Anonymous More than 1 year ago
Man_Of_La_Book_Dot_Com More than 1 year ago
The Pris­oner of Heaven by Car­los Ruiz Zafón is the third book in the For­got­ten Books series. The first two books, The Shadow of the Wind and The Angel's Game have been inter­na­tional best sell­ers. Daniel Sem­pere and his wife Bea are con­tent with their life and their beau­ti­ful new baby, Julian and that their good friend, Fermin Romero de Tor­res is about to get mar­ried. But when a strange walks into Sempere's book shop and threat­ens to divulge a ter­ri­ble secret about Fer­min, their hap­pi­ness subsides. Daniel and Fer­min go down a path which they might never come back, and if they do, they will never be the same. The story jumps from Barcelona 1957, to 1940 -- a ter­ri­ble time in Spain's tumul­tuous his­tory to reveal, piece by piece, more about the char­ac­ters which we thought we knew. The Pris­oner of Heaven by Car­los Ruiz Zafón is also set in Barcelona, much like the other books. This time though the story tog­gles between the 1940s and the late 1950s . This book is almost impos­si­ble to put down, if you liked the first two (espe­cially The Shadow of the Wind), you will love this book is it keeps the same sto­ry­telling and most of all, the same won­der­ful sense of humor. The book is shorten than its pre­de­ces­sors, the struc­ture, which as men­tioned above still fol­lows a past/present thread is more clearly defined. In the pre­vi­ous books the thread was inter­min­gled and took some get­ting used in order to fol­low properly. Out of the three books, this one is the least self-contained. I would actu­ally rec­om­mend read­ing the other two, espe­cially The Angel's Game first because The Pris­oner of Heaven ties up a lot of loose ends which can only be under­stood in the ref­er­ence of the back story and famil­iar­ity with the prior books. I for­got how much I liked the fab­u­lous char­ac­ter of Fer­min Romero de Tor­res, which is quickly becom­ing one of my favorite lit­er­ary char­ac­ters. A roman­tic at heart, lin­guist in mind and a dreamer by trade, Fermin's out­ra­geous and often hilar­i­ous obser­va­tions leave me in envy and awe with a thirst for more. I remiss not to men­tion another one of the author's unsung char­ac­ters, the city of Barcelona which is revealed, through­out the series in all her grit and glory in both sun and shade. One could not also forego Zafón's trib­utes to pre­vi­ous mas­ter­ful sto­ry­tellers. From obvi­ous Dumas to Cer­vantes, Dick­ens to Hugo these mas­ters would be proud of the homage paid to them (in pur­pose or just in this reader's mind - does it even mat­ter?) in another mas­ter­ful tale. The great nar­ra­tive, prose and won­der­ful comedic tim­ing con­tinue in the strong tra­di­tion of the For­got­ten Books series. I read many trans­lated books and I have to say that this series is prob­a­bly the finest trans­lated (even though I don't read in Span­ish). Usu­ally there are

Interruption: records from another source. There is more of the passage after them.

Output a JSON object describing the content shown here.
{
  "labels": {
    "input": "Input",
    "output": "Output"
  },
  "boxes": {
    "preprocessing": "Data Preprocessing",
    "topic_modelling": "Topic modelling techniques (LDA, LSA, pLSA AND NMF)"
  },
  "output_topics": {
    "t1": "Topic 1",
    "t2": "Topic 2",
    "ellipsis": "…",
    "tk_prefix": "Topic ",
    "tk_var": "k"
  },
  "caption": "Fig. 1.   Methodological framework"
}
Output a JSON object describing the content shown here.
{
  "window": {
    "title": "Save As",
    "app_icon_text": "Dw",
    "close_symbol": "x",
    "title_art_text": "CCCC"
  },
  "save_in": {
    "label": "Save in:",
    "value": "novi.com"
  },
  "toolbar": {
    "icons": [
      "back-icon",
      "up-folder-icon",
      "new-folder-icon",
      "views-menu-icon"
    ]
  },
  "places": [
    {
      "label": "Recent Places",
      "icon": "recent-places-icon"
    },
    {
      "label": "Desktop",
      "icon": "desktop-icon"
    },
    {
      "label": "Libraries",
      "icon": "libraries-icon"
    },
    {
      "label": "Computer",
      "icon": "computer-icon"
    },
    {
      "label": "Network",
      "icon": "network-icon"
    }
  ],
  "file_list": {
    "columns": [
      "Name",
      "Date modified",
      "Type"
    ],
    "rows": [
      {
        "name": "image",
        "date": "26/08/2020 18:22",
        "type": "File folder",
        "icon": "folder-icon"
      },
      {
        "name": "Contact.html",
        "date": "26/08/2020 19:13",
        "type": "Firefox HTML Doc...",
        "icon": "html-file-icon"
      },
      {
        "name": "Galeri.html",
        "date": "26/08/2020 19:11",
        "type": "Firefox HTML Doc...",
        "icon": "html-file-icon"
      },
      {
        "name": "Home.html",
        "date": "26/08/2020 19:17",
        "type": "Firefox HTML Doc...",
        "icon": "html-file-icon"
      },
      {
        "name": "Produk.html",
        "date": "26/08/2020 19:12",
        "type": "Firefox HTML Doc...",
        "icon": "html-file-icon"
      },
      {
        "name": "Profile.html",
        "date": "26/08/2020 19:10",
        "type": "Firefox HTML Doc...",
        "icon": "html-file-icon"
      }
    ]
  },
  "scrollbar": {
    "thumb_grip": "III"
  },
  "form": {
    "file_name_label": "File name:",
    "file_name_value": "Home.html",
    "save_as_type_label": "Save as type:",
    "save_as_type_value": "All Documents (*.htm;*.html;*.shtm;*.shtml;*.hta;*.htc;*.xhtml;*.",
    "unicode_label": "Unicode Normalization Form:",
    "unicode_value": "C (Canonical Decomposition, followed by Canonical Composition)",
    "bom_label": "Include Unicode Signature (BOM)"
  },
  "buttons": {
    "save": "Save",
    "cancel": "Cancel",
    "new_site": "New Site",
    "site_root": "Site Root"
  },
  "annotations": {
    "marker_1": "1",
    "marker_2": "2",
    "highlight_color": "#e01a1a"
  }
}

Anonymous More than 1 year ago
Anonymous More than 1 year ago
I must confess I read the hardback edition. "Prisoner of Heaven" is the third book in a wonderful cycle of novels. Others have suggested that it's the last or the next-to-last volume. Ha! Start with any of them, read them all, and don't believe the cycle is finished until the author says so.
Anonymous More than 1 year ago